Admit it. The last time you actually drove a manual was when you were at driving school, stalling at every traffic light stop. As sad as it seems, manuals have certainly lost their appeal if compared to automatics. But, thanks to manufacturers like Proton, they actually offer a manual option for every variant of the Proton Iriz!
While the CVT-equipped Proton Iriz continues to receive flak, we have here a manual version of the Iriz 1.3 Executive. This is the highest variant of the 1.3 Iriz, which retails for RM46,210. This particular variant costs almost RM20,000 less than the Iriz 1.6 Premium CVT we tested here. After a weekend with the manual variant, we reckon it could be worth a second look. Here’s why.
Safety. The Proton Iriz is undeniably a safe car. Even the entry-level Proton Iriz comes equipped with dual airbags plus Proton’s Vehicle Dynamic Control (VDC), which encompasses ABS, EBD, Brake Assist, Vehicle Stability Control and Traction Control. Coupled with its strong HPF steel body shell, the Iriz managed to score the maximum of 5 stars in the Asean NCAP crash tests. In fact, in real world crashes, occupants of the Iriz are well protected. Kudos to the safety engineers.
The downside of the HPF steel body is weight. And boy the Proton Iriz is portly. Proton says that the Iriz tips the scales at 1,138 kg, and that’s a lot of weight for a little B-segment hatchback. Typically, a little hatchback weights anything from 1,000 kg to 1,100 kg. With a full tank of petrol plus passengers, the Iriz could weight as much as 1,400 kg. Now, that is a lot of mass for the little 1.3-litre VVT engine to muster. No surprises that the Iriz’s fuel economy is far from the best out there, as we registered just 12.1 km/L.
But, despite its weight, the little Iriz can be quite a hoot to drive. Thanks to the slick shifting five-speed manual, I was able to make the most out of the little engine.
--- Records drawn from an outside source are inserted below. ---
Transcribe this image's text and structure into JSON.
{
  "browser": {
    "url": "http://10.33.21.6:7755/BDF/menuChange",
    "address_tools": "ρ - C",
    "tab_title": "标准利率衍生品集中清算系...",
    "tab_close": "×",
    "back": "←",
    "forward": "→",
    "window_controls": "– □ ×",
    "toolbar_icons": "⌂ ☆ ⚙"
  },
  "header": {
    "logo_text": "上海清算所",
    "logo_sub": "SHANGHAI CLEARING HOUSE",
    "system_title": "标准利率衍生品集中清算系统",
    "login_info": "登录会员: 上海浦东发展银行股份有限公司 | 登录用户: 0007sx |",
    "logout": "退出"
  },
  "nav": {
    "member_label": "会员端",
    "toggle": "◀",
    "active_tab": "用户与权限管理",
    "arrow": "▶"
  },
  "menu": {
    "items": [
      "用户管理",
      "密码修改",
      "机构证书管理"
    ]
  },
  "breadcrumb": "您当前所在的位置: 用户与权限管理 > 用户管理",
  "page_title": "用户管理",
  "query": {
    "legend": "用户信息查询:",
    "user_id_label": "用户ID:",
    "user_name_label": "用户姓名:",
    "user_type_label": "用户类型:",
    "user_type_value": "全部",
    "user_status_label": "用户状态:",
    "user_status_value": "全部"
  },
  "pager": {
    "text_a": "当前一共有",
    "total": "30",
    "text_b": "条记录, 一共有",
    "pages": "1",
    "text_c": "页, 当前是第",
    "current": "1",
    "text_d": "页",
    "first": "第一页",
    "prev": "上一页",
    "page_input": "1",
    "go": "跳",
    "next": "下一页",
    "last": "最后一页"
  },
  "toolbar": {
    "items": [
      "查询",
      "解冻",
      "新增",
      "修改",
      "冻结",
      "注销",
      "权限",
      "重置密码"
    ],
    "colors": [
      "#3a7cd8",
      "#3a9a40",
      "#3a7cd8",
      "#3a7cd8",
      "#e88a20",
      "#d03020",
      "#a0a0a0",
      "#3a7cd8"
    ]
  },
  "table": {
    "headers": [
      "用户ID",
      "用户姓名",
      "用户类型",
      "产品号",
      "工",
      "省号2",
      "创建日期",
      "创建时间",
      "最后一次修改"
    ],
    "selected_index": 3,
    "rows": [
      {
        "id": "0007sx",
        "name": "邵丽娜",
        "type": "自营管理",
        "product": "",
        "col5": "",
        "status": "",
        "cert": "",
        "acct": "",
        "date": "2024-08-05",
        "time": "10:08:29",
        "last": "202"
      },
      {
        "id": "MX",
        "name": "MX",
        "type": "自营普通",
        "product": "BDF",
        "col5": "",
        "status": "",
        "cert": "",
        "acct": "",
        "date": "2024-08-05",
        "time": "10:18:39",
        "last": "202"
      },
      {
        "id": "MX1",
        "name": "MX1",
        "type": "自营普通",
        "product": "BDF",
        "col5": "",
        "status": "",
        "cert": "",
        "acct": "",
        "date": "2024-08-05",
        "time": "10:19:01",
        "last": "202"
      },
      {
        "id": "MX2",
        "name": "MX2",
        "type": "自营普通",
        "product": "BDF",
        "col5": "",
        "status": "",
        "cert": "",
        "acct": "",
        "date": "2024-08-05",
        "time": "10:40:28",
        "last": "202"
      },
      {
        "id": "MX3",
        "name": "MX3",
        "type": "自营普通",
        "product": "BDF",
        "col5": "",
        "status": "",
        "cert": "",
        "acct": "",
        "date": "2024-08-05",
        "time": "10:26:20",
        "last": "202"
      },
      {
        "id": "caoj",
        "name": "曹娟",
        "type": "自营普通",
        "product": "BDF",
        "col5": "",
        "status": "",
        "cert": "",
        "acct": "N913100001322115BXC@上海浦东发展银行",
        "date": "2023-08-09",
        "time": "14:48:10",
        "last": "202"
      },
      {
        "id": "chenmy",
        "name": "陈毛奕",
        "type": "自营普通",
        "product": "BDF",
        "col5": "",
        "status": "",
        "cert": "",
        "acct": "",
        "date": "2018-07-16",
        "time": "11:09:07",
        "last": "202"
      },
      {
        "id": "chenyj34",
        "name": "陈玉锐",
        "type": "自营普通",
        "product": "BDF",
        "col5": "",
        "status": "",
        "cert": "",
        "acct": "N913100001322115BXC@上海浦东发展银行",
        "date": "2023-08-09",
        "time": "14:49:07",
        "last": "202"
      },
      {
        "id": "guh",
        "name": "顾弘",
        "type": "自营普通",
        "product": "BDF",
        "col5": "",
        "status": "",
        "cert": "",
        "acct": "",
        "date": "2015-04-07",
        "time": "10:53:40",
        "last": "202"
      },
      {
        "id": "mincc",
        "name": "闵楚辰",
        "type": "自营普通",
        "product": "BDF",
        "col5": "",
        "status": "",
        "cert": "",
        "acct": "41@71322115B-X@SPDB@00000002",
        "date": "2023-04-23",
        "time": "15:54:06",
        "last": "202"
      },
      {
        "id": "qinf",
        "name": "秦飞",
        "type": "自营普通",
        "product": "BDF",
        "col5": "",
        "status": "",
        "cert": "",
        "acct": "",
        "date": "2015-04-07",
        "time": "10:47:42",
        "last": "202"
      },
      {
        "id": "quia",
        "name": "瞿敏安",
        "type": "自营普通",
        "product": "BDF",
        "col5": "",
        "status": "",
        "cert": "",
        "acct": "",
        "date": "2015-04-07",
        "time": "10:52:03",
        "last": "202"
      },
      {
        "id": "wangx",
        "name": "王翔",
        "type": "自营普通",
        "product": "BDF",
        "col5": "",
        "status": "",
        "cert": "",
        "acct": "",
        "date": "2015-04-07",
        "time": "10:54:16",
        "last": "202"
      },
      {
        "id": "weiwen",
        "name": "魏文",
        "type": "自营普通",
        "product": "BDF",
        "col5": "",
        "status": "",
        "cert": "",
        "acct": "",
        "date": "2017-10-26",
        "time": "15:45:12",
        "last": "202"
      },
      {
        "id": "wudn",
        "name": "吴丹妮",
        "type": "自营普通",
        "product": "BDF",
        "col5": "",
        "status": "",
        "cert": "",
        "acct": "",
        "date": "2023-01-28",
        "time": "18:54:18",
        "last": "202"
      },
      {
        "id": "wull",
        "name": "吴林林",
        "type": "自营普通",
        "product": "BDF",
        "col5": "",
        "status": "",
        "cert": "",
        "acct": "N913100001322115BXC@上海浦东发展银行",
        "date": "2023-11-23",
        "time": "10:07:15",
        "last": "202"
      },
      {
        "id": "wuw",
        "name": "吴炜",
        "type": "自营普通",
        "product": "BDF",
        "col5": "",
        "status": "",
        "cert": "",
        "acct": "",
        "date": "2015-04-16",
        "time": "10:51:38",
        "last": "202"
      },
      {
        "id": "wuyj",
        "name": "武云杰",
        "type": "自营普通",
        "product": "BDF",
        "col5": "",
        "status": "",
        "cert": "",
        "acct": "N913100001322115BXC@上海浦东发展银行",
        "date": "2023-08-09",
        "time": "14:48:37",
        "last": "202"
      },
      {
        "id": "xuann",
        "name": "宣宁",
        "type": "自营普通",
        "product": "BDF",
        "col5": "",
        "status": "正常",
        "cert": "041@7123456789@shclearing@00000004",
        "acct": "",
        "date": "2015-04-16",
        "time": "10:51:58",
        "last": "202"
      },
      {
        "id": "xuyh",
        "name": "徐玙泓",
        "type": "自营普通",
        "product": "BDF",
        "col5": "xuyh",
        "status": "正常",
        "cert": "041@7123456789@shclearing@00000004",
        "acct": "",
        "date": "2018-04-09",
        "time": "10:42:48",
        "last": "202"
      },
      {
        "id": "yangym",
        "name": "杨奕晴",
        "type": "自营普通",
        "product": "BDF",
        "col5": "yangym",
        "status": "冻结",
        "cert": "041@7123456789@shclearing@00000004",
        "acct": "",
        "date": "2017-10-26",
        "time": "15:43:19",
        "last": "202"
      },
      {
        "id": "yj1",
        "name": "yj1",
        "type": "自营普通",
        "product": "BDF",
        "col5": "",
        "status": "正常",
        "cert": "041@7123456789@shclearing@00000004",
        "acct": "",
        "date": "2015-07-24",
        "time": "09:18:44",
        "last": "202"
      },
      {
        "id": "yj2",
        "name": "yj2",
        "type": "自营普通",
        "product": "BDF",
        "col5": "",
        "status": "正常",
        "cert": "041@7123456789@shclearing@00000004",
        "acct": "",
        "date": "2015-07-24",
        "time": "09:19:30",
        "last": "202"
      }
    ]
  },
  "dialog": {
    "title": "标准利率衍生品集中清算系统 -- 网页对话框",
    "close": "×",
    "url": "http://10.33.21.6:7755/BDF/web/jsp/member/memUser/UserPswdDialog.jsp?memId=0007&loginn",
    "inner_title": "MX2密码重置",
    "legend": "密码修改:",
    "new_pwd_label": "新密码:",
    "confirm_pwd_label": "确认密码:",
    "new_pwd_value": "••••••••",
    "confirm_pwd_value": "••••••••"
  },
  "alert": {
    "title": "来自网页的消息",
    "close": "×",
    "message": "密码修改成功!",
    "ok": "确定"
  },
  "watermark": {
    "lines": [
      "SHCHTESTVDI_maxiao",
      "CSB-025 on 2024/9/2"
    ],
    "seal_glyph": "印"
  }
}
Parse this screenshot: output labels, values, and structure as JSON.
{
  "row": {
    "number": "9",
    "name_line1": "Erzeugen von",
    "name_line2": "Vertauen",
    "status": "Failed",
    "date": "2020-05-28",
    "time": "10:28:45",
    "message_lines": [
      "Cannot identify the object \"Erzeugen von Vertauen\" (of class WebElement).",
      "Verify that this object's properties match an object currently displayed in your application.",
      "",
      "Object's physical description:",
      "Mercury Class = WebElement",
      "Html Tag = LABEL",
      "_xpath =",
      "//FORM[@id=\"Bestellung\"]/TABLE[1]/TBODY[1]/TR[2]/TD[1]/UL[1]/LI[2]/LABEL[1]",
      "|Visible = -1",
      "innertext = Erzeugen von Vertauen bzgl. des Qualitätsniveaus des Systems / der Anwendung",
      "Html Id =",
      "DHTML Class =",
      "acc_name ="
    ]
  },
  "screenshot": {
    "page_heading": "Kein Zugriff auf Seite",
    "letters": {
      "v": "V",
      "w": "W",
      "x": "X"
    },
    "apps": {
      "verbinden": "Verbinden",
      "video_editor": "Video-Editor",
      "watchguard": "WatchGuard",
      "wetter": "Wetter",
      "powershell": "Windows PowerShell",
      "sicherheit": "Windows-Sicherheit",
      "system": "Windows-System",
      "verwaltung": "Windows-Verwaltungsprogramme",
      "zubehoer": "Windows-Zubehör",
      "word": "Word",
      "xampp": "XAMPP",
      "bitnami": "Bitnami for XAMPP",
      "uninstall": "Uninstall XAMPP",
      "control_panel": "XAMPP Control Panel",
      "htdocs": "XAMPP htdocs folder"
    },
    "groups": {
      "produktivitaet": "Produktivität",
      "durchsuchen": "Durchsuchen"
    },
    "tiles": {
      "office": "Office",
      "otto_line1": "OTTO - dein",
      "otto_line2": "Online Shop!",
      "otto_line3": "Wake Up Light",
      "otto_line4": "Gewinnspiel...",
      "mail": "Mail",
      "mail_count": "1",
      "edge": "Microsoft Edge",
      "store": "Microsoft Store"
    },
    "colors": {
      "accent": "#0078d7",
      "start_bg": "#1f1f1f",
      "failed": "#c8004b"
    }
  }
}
The engine, despite having VVT, still lacks low-end torque, which means that the driver will end up shifting more gears than needed. At least the clutch was light, which meant that even in traffic jam crawls, your left leg won’t require a massage later. The manual variant is also considerably quieter than the CVT-equipped version, and the well-spaced pedals meant that heel-and-toe is rewarding in the little Iriz.
Indeed, the little underpowered Iriz can be more fun to drive than the 1.6-litre CVT variant. Even with a heavy foot, the little Iriz won’t be landing you any speeding tickets. Think you’ve hit 100 km/h out of the toll booth? Look properly, you’ve only done 80 km/h. Yup, the little Iriz takes its own sweet time to build-up speed. But, carry enough momentum through corners, and you’ll be surprised that, despite having tall 65-series rubbers, the Iriz handles bendy stuff with ease. Body-roll is well contained, and the Iriz holds its lines very well. The stock Silverstone rubbers, however, will squeal in protest when pushed at its limits.
Furthermore, it’s the first time Proton has fitted an Electric Power Steering to its models. Yes, the Juara comes to mind, but let’s forget that awful van, shall we? The unit, according to Proton, comes from ZF. In short, the steering is brilliant. Proton engineers have managed to strike the right balance between road feedback and steering weight in the Iriz. The accuracy of the steering is also commendable, as you will always know where the wheels are pointing in the Iriz.
Being a Proton has its downsides too. Despite Proton’s best efforts, the Iriz is plagued with iffy Proton quality control. On the test car at least, the passenger side door rest bulges out, while the right rear passenger seat belt somehow got lost behind a panel. I would consider these as a minor annoyance, as owners can rectify these during their trips to the service centre. For what it’s worth, the Iriz’s interior is miles ahead of the one found in the Haval we recently reviewed. No, really…
In the Haval, we noted that the air conditioning buttons had good tactile feedback, but the rest of the interior quality did not reflect the price you paid. Ever since the Iriz made its debut two years ago, the biggest annoyance has been the feel of the air conditioning controls. Thankfully, the mushy buttons around the Preve and Suprima’s head unit did not make an appearance here. Apart from that, the Iriz is pretty decent inside, with seats that offer good waist and thigh support. Even sound quality from the stock radio is pretty decent.
In essence, the Proton Iriz, in this particular trim level, offers decent driveability coupled with excellent safety features. It may not be the fastest car round the block, but there’s a special kind of fun from driving a slow car fast. The 1.6 manual is our default choice if we wanted one, but it is a real shame that production has ceased, with very limited stock left. That would certainly be an interesting experience, we believe.
Specifications: Proton Iriz 1.3 Executive Manual
Price: RM46,210 (OTR with insurance)
Engine: 1.3-litre inline-4 Campro VVT
Horsepower: 94 hp @ 5,750 rpm
Torque: 120 Nm @ 4,000 rpm
Transmission: 5 speed manual
Proton Iriz 1.3 Executive Manual Photo Gallery